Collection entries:
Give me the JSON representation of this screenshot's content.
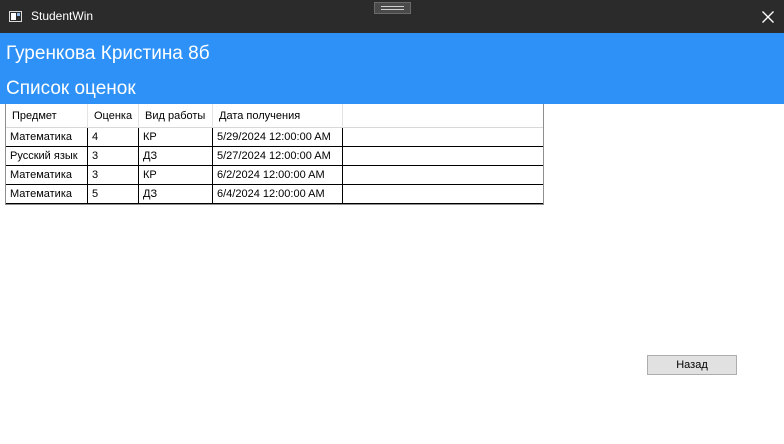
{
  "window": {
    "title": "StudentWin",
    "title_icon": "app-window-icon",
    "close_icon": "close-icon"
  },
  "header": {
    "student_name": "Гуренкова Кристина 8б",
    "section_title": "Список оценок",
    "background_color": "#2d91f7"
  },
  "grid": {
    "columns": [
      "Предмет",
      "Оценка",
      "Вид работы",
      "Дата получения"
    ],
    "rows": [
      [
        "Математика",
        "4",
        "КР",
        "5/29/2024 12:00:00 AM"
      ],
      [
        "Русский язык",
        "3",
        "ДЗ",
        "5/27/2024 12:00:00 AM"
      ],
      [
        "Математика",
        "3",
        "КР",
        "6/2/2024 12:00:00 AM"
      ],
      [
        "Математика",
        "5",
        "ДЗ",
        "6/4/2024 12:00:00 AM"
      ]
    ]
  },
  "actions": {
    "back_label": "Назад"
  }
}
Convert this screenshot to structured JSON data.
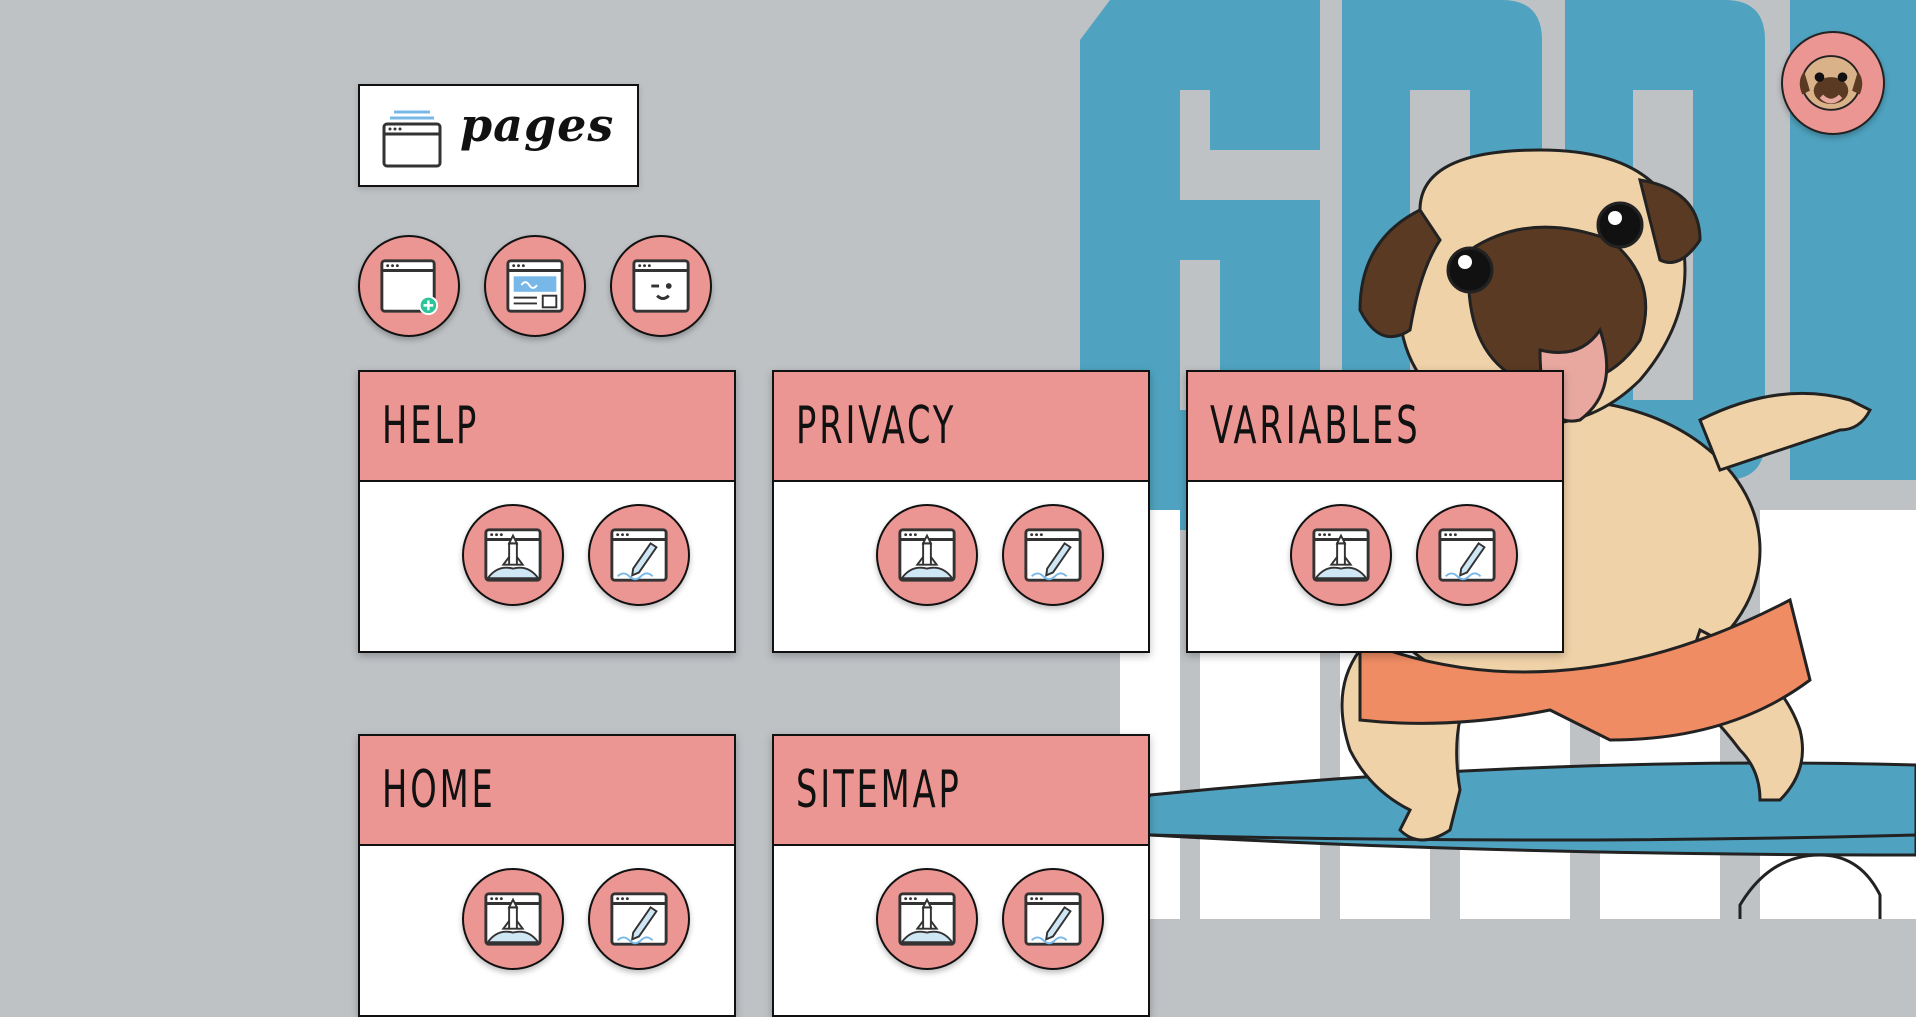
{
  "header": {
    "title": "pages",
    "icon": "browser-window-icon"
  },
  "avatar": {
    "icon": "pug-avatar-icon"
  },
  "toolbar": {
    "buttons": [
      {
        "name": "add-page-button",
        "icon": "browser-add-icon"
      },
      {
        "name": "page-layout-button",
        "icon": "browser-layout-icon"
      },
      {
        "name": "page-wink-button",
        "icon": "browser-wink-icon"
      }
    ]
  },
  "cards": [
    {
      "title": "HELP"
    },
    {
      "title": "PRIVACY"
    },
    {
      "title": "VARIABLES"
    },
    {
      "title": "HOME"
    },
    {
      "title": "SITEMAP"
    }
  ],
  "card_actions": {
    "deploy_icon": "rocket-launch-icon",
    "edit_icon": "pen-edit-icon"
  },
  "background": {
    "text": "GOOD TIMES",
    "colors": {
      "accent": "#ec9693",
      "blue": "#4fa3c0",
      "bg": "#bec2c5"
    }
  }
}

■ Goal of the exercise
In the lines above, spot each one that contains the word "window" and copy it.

■ The completed task
  "window": {
    "title_icon": "app-window-icon",
    "icon": "browser-window-icon"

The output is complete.